=== PROBLEM STATEMENT ===
Your answer must be the records, copied with no change.
*** DATA LISTING Section Begins ***
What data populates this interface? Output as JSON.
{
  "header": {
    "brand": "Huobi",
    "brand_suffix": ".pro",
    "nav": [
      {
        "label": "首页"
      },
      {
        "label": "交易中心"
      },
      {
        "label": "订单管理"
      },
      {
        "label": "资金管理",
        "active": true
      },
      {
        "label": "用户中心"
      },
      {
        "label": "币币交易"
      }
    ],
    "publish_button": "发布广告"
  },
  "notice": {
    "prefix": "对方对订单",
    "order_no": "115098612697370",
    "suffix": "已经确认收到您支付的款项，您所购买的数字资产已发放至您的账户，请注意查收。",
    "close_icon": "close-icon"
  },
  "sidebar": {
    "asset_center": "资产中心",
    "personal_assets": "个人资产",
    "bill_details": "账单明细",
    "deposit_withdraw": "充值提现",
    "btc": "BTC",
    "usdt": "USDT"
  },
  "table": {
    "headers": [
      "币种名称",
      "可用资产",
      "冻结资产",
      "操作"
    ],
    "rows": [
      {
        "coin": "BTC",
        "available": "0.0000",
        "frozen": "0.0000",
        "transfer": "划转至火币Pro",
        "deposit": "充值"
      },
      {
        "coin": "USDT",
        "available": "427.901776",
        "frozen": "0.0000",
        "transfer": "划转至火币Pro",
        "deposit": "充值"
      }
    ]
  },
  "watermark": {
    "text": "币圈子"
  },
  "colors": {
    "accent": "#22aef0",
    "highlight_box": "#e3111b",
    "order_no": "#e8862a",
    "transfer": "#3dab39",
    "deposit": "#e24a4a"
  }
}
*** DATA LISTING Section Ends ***
=== REPLY TO THE TASK ===
What data populates this interface? Output as JSON.
{
  "header": {
    "brand": "Huobi",
    "brand_suffix": ".pro",
    "nav": [
      {
        "label": "首页"
      },
      {
        "label": "交易中心"
      },
      {
        "label": "订单管理"
      },
      {
        "label": "资金管理",
        "active": true
      },
      {
        "label": "用户中心"
      },
      {
        "label": "币币交易"
      }
    ],
    "publish_button": "发布广告"
  },
  "notice": {
    "prefix": "对方对订单",
    "order_no": "115098612697370",
    "suffix": "已经确认收到您支付的款项，您所购买的数字资产已发放至您的账户，请注意查收。",
    "close_icon": "close-icon"
  },
  "sidebar": {
    "asset_center": "资产中心",
    "personal_assets": "个人资产",
    "bill_details": "账单明细",
    "deposit_withdraw": "充值提现",
    "btc": "BTC",
    "usdt": "USDT"
  },
  "table": {
    "headers": [
      "币种名称",
      "可用资产",
      "冻结资产",
      "操作"
    ],
    "rows": [
      {
        "coin": "BTC",
        "available": "0.0000",
        "frozen": "0.0000",
        "transfer": "划转至火币Pro",
        "deposit": "充值"
      },
      {
        "coin": "USDT",
        "available": "427.901776",
        "frozen": "0.0000",
        "transfer": "划转至火币Pro",
        "deposit": "充值"
      }
    ]
  },
  "watermark": {
    "text": "币圈子"
  },
  "colors": {
    "accent": "#22aef0",
    "highlight_box": "#e3111b",
    "order_no": "#e8862a",
    "transfer": "#3dab39",
    "deposit": "#e24a4a"
  }
}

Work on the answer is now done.